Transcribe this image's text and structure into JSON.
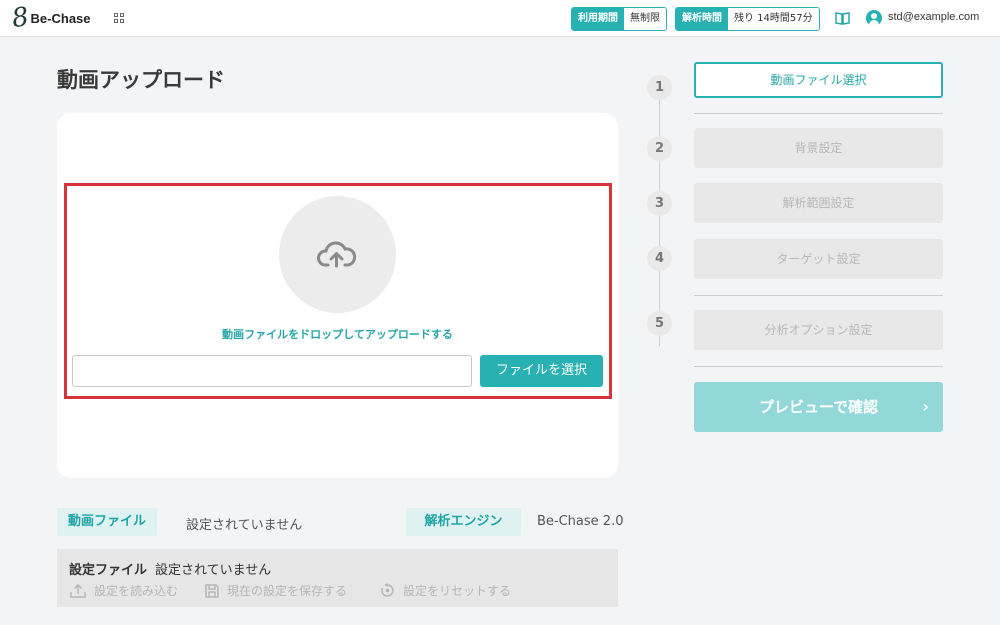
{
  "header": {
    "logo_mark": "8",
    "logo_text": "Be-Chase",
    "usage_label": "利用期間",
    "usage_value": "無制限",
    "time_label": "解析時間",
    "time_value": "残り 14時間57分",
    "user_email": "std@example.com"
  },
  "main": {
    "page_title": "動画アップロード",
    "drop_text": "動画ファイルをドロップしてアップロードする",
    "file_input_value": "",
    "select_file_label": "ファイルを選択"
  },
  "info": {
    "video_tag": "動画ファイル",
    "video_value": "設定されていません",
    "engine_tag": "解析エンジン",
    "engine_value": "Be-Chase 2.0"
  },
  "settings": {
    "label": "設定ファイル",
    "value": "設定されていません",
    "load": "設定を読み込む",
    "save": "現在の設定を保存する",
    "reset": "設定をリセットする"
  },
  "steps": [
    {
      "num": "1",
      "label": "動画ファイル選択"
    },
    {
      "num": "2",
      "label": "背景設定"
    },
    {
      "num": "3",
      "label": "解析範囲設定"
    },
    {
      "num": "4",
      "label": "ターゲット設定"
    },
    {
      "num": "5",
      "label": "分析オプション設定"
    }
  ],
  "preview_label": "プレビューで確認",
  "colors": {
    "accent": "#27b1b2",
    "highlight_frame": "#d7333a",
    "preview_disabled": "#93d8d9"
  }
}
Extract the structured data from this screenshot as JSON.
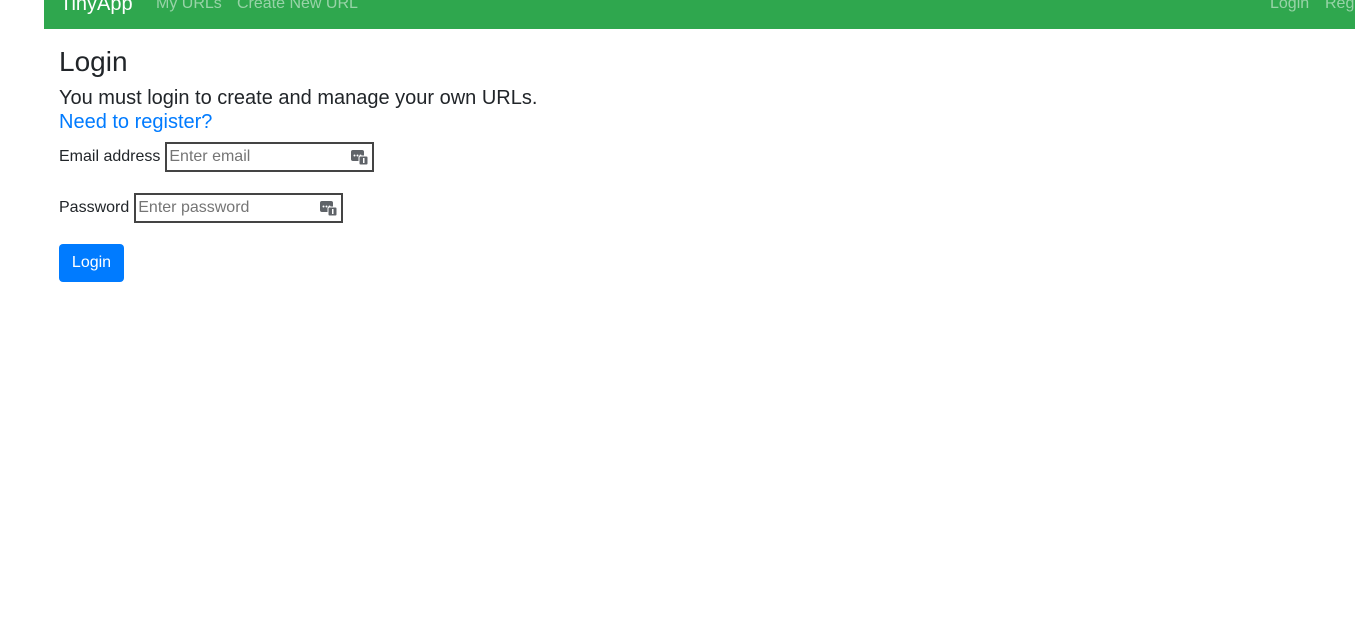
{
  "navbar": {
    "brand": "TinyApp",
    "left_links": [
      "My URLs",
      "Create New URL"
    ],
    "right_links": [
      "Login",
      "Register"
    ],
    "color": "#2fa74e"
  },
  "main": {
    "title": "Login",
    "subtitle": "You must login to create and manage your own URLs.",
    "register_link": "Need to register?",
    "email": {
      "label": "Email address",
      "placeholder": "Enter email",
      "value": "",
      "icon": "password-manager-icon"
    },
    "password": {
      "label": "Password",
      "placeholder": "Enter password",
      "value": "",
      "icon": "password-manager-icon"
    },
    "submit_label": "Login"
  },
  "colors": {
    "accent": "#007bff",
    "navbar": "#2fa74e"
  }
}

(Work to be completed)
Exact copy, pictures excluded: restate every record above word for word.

(Response)
Transcribe this image's text and structure into JSON.
{
  "header": {
    "logo_mark": "8",
    "logo_text": "Be-Chase",
    "usage_label": "利用期間",
    "usage_value": "無制限",
    "time_label": "解析時間",
    "time_value": "残り 14時間57分",
    "user_email": "std@example.com"
  },
  "main": {
    "page_title": "動画アップロード",
    "drop_text": "動画ファイルをドロップしてアップロードする",
    "file_input_value": "",
    "select_file_label": "ファイルを選択"
  },
  "info": {
    "video_tag": "動画ファイル",
    "video_value": "設定されていません",
    "engine_tag": "解析エンジン",
    "engine_value": "Be-Chase 2.0"
  },
  "settings": {
    "label": "設定ファイル",
    "value": "設定されていません",
    "load": "設定を読み込む",
    "save": "現在の設定を保存する",
    "reset": "設定をリセットする"
  },
  "steps": [
    {
      "num": "1",
      "label": "動画ファイル選択"
    },
    {
      "num": "2",
      "label": "背景設定"
    },
    {
      "num": "3",
      "label": "解析範囲設定"
    },
    {
      "num": "4",
      "label": "ターゲット設定"
    },
    {
      "num": "5",
      "label": "分析オプション設定"
    }
  ],
  "preview_label": "プレビューで確認",
  "colors": {
    "accent": "#27b1b2",
    "highlight_frame": "#d7333a",
    "preview_disabled": "#93d8d9"
  }
}
Extract the structured data from this screenshot as JSON.
{
  "navbar": {
    "brand": "TinyApp",
    "left_links": [
      "My URLs",
      "Create New URL"
    ],
    "right_links": [
      "Login",
      "Register"
    ],
    "color": "#2fa74e"
  },
  "main": {
    "title": "Login",
    "subtitle": "You must login to create and manage your own URLs.",
    "register_link": "Need to register?",
    "email": {
      "label": "Email address",
      "placeholder": "Enter email",
      "value": "",
      "icon": "password-manager-icon"
    },
    "password": {
      "label": "Password",
      "placeholder": "Enter password",
      "value": "",
      "icon": "password-manager-icon"
    },
    "submit_label": "Login"
  },
  "colors": {
    "accent": "#007bff",
    "navbar": "#2fa74e"
  }
}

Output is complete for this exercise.